This inference has sometimes been understood as an entailment, for instance by Alfred Tarski, who suggested that natural language disjunction is ambiguous between a classical and a nonclassical interpretation. More recent work in pragmatics has shown that this inference can be derived as a conversational implicature on the basis of a semantic denotation which behaves classically. However, disjunctive constructions including Hungarian vagy... vagy and French soit... soit have been argued to be inherently exclusive, rendering ungrammaticality in contexts where an inclusive reading would otherwise be forced.
Similar deviations from classical logic have been noted in cases such as free choice disjunction and simplification of disjunctive antecedents, where certain modal operators trigger a conjunction-like interpretation of disjunction. As with exclusivity, these inferences have been analyzed both as implicatures and as entailments arising from a nonclassical interpretation of disjunction.
In many languages, disjunctive expressions play a role in question formation. For instance, while the following English example can be interpreted as a polar question asking whether it's true that Mary is either a philosopher or a linguist, it can also be interpreted as an alternative question asking which of the two professions is hers. The role of disjunction in these cases has been analyzed using nonclassical logics such as alternative semantics and inquisitive semantics, which have also been adopted to explain the free choice and simplification inferences.
In English, as in many other languages, disjunction is expressed by a coordinating conjunction. Other languages express disjunctive meanings in a variety of ways, though it is unknown whether disjunction itself is a linguistic universal. In many languages such as Dyirbal and Maricopa, disjunction is marked using a verb suffix. For instance, in the Maricopa example below, disjunction is marked by the suffix šaa.

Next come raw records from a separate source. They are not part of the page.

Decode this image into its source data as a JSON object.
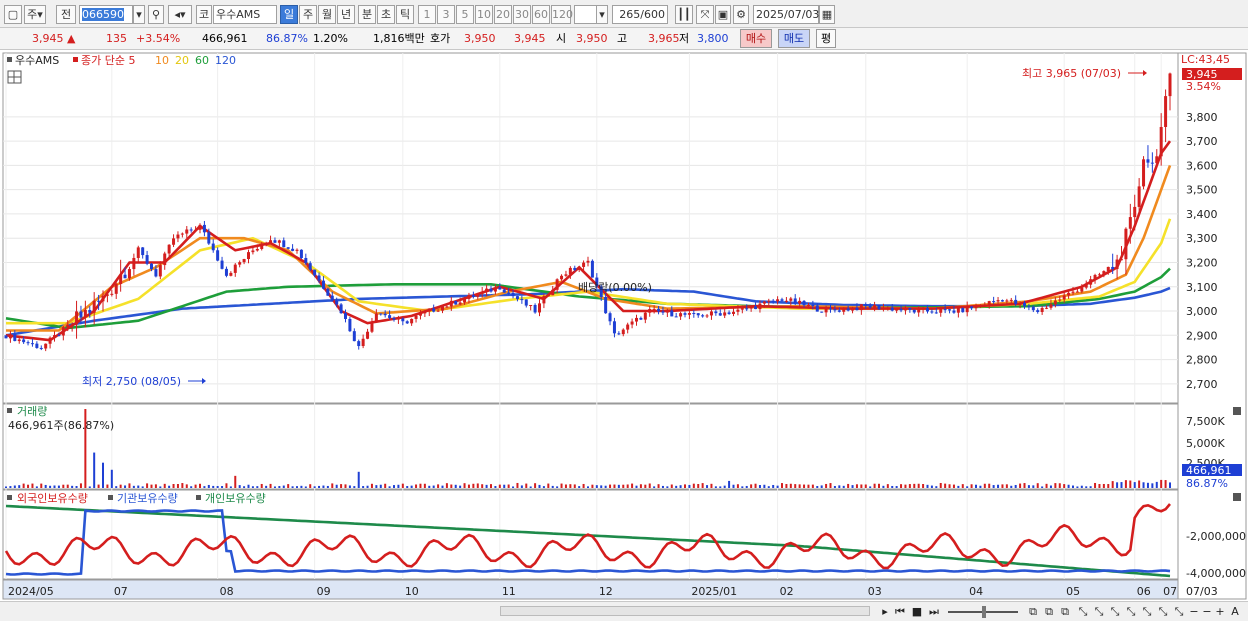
{
  "toolbar": {
    "market_label": "주",
    "prev_label": "전",
    "code": "066590",
    "market_prefix": "코",
    "stock_name": "우수AMS",
    "periods": [
      "일",
      "주",
      "월",
      "년",
      "분",
      "초",
      "틱"
    ],
    "intervals": [
      "1",
      "3",
      "5",
      "10",
      "20",
      "30",
      "60",
      "120"
    ],
    "count": "265",
    "count_max": "/600",
    "date": "2025/07/03",
    "colors": {
      "selected": "#3b7bd9"
    }
  },
  "quote": {
    "price": "3,945",
    "change": "135",
    "change_pct": "+3.54%",
    "volume": "466,961",
    "vol_ratio": "86.87%",
    "turnover": "1.20%",
    "amount": "1,816백만",
    "ask_label": "호가",
    "ask1": "3,950",
    "ask2": "3,945",
    "open_label": "시",
    "open": "3,950",
    "high_label": "고",
    "high": "3,965",
    "low_label": "저",
    "low": "3,800",
    "buy_label": "매수",
    "sell_label": "매도",
    "avg_label": "평"
  },
  "main_panel": {
    "stock_label": "우수AMS",
    "ma_label": "종가 단순 5",
    "ma_periods": [
      "10",
      "20",
      "60",
      "120"
    ],
    "lc_label": "LC:43,45",
    "price_tag": "3,945",
    "pct_tag": "3.54%",
    "high_note": "최고 3,965 (07/03)",
    "low_note": "최저 2,750 (08/05)",
    "dividend_note": "배당락(0.00%)",
    "colors": {
      "ma5": "#d41e1e",
      "ma10": "#f08a1e",
      "ma20": "#f5e12a",
      "ma60": "#1e9e3a",
      "ma120": "#2a56d4"
    }
  },
  "volume_panel": {
    "title": "거래량",
    "value_label": "466,961주(86.87%)",
    "axis_labels": [
      "7,500K",
      "5,000K",
      "2,500K"
    ],
    "current_tag": "466,961",
    "pct_tag": "86.87%"
  },
  "holdings_panel": {
    "legend": [
      "외국인보유수량",
      "기관보유수량",
      "개인보유수량"
    ],
    "axis_labels": [
      "-2,000,000",
      "-4,000,000"
    ],
    "colors": {
      "foreign": "#d41e1e",
      "institution": "#2a56d4",
      "individual": "#1e8a4a"
    }
  },
  "x_axis": {
    "labels": [
      "2024/05",
      "07",
      "08",
      "09",
      "10",
      "11",
      "12",
      "2025/01",
      "02",
      "03",
      "04",
      "05",
      "06",
      "07",
      "07/03"
    ]
  },
  "chart_data": {
    "type": "candlestick",
    "y_axis_ticks": [
      2700,
      2800,
      2900,
      3000,
      3100,
      3200,
      3300,
      3400,
      3500,
      3600,
      3700,
      3800
    ],
    "ylim": [
      2650,
      4030
    ],
    "high": {
      "value": 3965,
      "date": "07/03"
    },
    "low": {
      "value": 2750,
      "date": "08/05"
    },
    "last_close": 3945,
    "price_path": [
      [
        0,
        2900
      ],
      [
        8,
        2850
      ],
      [
        15,
        2950
      ],
      [
        22,
        3050
      ],
      [
        26,
        3150
      ],
      [
        30,
        3250
      ],
      [
        34,
        3150
      ],
      [
        38,
        3300
      ],
      [
        44,
        3350
      ],
      [
        50,
        3150
      ],
      [
        56,
        3250
      ],
      [
        60,
        3300
      ],
      [
        66,
        3250
      ],
      [
        70,
        3150
      ],
      [
        76,
        3000
      ],
      [
        80,
        2850
      ],
      [
        84,
        3000
      ],
      [
        90,
        2950
      ],
      [
        96,
        3000
      ],
      [
        104,
        3050
      ],
      [
        112,
        3100
      ],
      [
        120,
        3000
      ],
      [
        126,
        3150
      ],
      [
        132,
        3200
      ],
      [
        138,
        2900
      ],
      [
        146,
        3000
      ],
      [
        156,
        2980
      ],
      [
        166,
        3000
      ],
      [
        176,
        3050
      ],
      [
        186,
        3000
      ],
      [
        196,
        3020
      ],
      [
        206,
        3000
      ],
      [
        216,
        3000
      ],
      [
        226,
        3050
      ],
      [
        234,
        3000
      ],
      [
        244,
        3100
      ],
      [
        252,
        3200
      ],
      [
        256,
        3400
      ],
      [
        258,
        3650
      ],
      [
        260,
        3600
      ],
      [
        262,
        3750
      ],
      [
        264,
        3945
      ]
    ],
    "ma5_path": [
      [
        0,
        2900
      ],
      [
        10,
        2880
      ],
      [
        20,
        3000
      ],
      [
        28,
        3200
      ],
      [
        36,
        3200
      ],
      [
        44,
        3350
      ],
      [
        52,
        3250
      ],
      [
        60,
        3280
      ],
      [
        68,
        3200
      ],
      [
        76,
        3000
      ],
      [
        82,
        2950
      ],
      [
        92,
        2980
      ],
      [
        102,
        3040
      ],
      [
        112,
        3100
      ],
      [
        122,
        3050
      ],
      [
        130,
        3180
      ],
      [
        140,
        3000
      ],
      [
        150,
        3000
      ],
      [
        170,
        3020
      ],
      [
        190,
        3010
      ],
      [
        210,
        3010
      ],
      [
        230,
        3030
      ],
      [
        244,
        3100
      ],
      [
        252,
        3180
      ],
      [
        256,
        3350
      ],
      [
        260,
        3550
      ],
      [
        262,
        3650
      ],
      [
        264,
        3700
      ]
    ],
    "ma10_path": [
      [
        0,
        2920
      ],
      [
        12,
        2920
      ],
      [
        24,
        3100
      ],
      [
        34,
        3180
      ],
      [
        44,
        3300
      ],
      [
        54,
        3300
      ],
      [
        64,
        3250
      ],
      [
        74,
        3080
      ],
      [
        84,
        2990
      ],
      [
        100,
        3010
      ],
      [
        114,
        3080
      ],
      [
        126,
        3120
      ],
      [
        136,
        3050
      ],
      [
        150,
        3010
      ],
      [
        180,
        3020
      ],
      [
        210,
        3010
      ],
      [
        232,
        3040
      ],
      [
        246,
        3080
      ],
      [
        254,
        3150
      ],
      [
        258,
        3300
      ],
      [
        262,
        3500
      ],
      [
        264,
        3600
      ]
    ],
    "ma20_path": [
      [
        0,
        2950
      ],
      [
        14,
        2950
      ],
      [
        30,
        3050
      ],
      [
        44,
        3250
      ],
      [
        56,
        3300
      ],
      [
        68,
        3200
      ],
      [
        80,
        3040
      ],
      [
        96,
        3000
      ],
      [
        116,
        3050
      ],
      [
        132,
        3080
      ],
      [
        150,
        3030
      ],
      [
        180,
        3010
      ],
      [
        210,
        3010
      ],
      [
        232,
        3030
      ],
      [
        248,
        3060
      ],
      [
        256,
        3120
      ],
      [
        262,
        3280
      ],
      [
        264,
        3380
      ]
    ],
    "ma60_path": [
      [
        0,
        2970
      ],
      [
        14,
        2930
      ],
      [
        30,
        2960
      ],
      [
        50,
        3080
      ],
      [
        64,
        3100
      ],
      [
        88,
        3110
      ],
      [
        110,
        3110
      ],
      [
        130,
        3060
      ],
      [
        150,
        3030
      ],
      [
        170,
        3020
      ],
      [
        190,
        3015
      ],
      [
        210,
        3015
      ],
      [
        232,
        3020
      ],
      [
        248,
        3050
      ],
      [
        256,
        3080
      ],
      [
        262,
        3140
      ],
      [
        264,
        3175
      ]
    ],
    "ma120_path": [
      [
        0,
        2900
      ],
      [
        20,
        2960
      ],
      [
        40,
        3010
      ],
      [
        60,
        3030
      ],
      [
        80,
        3050
      ],
      [
        100,
        3060
      ],
      [
        120,
        3070
      ],
      [
        140,
        3090
      ],
      [
        156,
        3080
      ],
      [
        170,
        3040
      ],
      [
        190,
        3025
      ],
      [
        210,
        3020
      ],
      [
        230,
        3020
      ],
      [
        246,
        3030
      ],
      [
        256,
        3055
      ],
      [
        262,
        3080
      ],
      [
        264,
        3095
      ]
    ],
    "volume_spikes": [
      [
        18,
        7800
      ],
      [
        20,
        3500
      ],
      [
        22,
        2500
      ],
      [
        24,
        1800
      ],
      [
        52,
        1200
      ],
      [
        80,
        1600
      ],
      [
        164,
        700
      ]
    ]
  }
}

Johnš Billš vʔaawuumšaa
John-NOM Bill-NOM 3-come-PL-FUT-INFER
'John or Bill will come.'